Retail giant Target today officially confirmed that it fell victim to one of the largest debit and credit card data breaches in U.S. history, with thieves gaining access to as many as 40 million card numbers, complete with expiration dates and CVV.
“Approximately 40 million credit and debit card accounts may have been impacted between Nov. 27 and Dec. 15, 2013,” Target said in a statement. “Target alerted authorities and financial institutions immediately after it was made aware of the unauthorized access, and is putting all appropriate resources behind these efforts. Among other actions, Target is partnering with a leading third-party forensics firm to conduct a thorough investigation of the incident.”
It’s unknown yet exactly how many Target locations were affected by the hack, but anti-fraud analysts suggest the damage is incredibly widespread. “We can’t say for sure that all stores were impacted,” one card issuer told the Krebs on Security blog. “But we do see customers all over the U.S. that were victimized.”
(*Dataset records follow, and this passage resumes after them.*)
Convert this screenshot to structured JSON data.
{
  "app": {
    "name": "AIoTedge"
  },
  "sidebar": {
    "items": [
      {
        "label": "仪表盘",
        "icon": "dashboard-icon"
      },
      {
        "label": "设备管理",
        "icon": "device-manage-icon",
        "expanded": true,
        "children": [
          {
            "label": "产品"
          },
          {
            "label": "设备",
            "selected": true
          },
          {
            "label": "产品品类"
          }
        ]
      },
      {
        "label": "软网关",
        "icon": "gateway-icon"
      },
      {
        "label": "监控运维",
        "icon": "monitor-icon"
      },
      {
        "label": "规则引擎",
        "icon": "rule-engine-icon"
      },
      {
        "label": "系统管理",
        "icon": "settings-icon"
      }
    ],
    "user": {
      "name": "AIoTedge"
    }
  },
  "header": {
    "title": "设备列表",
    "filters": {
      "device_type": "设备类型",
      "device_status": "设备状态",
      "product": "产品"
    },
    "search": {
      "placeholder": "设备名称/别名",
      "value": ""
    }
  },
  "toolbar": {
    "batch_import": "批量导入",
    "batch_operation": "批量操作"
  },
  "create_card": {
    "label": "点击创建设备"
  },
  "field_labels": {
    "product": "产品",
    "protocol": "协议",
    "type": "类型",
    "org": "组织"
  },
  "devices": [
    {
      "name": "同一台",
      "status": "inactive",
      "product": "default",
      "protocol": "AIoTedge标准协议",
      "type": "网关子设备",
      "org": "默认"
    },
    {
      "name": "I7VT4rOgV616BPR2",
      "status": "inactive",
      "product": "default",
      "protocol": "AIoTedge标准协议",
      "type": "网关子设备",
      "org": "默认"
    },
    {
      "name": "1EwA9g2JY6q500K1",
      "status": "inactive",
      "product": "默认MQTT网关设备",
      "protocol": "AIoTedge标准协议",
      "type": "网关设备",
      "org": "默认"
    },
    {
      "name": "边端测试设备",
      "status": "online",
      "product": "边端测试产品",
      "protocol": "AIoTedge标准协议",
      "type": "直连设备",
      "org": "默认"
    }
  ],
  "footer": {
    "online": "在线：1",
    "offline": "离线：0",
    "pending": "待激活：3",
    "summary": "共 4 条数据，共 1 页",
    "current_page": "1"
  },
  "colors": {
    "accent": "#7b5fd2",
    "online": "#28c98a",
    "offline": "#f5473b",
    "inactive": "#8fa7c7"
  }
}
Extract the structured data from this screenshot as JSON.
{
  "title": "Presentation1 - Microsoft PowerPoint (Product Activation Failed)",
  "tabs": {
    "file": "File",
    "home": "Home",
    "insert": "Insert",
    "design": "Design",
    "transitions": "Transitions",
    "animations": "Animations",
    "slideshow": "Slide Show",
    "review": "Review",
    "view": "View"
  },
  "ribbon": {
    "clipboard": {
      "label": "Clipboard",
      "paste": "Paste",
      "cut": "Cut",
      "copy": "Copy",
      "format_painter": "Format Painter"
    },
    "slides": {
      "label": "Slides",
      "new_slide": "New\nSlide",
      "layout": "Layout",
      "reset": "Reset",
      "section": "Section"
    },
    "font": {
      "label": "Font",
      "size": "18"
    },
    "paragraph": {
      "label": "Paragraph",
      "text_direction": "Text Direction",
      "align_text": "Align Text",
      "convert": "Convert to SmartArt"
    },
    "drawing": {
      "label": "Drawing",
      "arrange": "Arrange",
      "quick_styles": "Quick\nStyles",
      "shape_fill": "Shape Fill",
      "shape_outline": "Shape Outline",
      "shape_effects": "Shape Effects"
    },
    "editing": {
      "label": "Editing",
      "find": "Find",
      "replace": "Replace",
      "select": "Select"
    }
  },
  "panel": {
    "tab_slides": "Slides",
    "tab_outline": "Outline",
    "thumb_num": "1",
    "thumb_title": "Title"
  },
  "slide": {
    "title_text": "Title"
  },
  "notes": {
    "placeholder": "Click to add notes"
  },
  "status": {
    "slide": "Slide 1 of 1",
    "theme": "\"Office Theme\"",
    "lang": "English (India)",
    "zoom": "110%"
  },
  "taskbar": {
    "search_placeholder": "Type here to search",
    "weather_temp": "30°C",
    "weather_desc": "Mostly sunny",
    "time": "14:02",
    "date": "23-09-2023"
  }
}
Indeed, there are some reports of thieves using the stolen data to complete purchases. San Diego resident Aramis Ramirez told Techlicious that a card he used at Target this month was cloned and used to complete a transaction at a Virginia-area Target on Sunday. A second transaction was declined after his bank’s fraud alert system was triggered.
“I had to cancel my card because of this,” Ramirez said. “Now more than ever during this holiday season you need to be careful!”
What can you do to protect yourself?
If you’ve made purchases at Target stores this year – especially between November 27 and December 15 – you’ll want to pay close attention to your credit card statements for unauthorized charges. Report any signs of fraud to your bank immediately by calling the number on the back of your card. You should also report the incident to Target by calling 866-852-8680.
Should you find your account data was stolen, strongly consider placing a fraud alert on your credit report. That will add an extra verification step whenever credit is requested in your name, making it much more difficult for thieves to create new accounts. It will delay your own ability to gain credit, however.
You should also make a yearly habit of obtaining a copy of your credit report from the three major credit-reporting agencies. The 2003 Fair and Accurate Credit Transactions Act gives you the right to request a free credit report every 12 months by visiting AnnualCreditReport.com. Pay close attention to these reports for any unusual activity. Immediately report any discrepancies, inaccuracies, and suspected fraud.
Target has created a resource page for those concerned about their data being stolen which includes phone numbers for assorted authorities and a FAQ which you can visit by clicking here. For more information about stolen financial data and identity theft in general, visit the Federal Trade Commission’s Consumer Information page on identity theft.
[Woman cutting credit card via Shutterstock]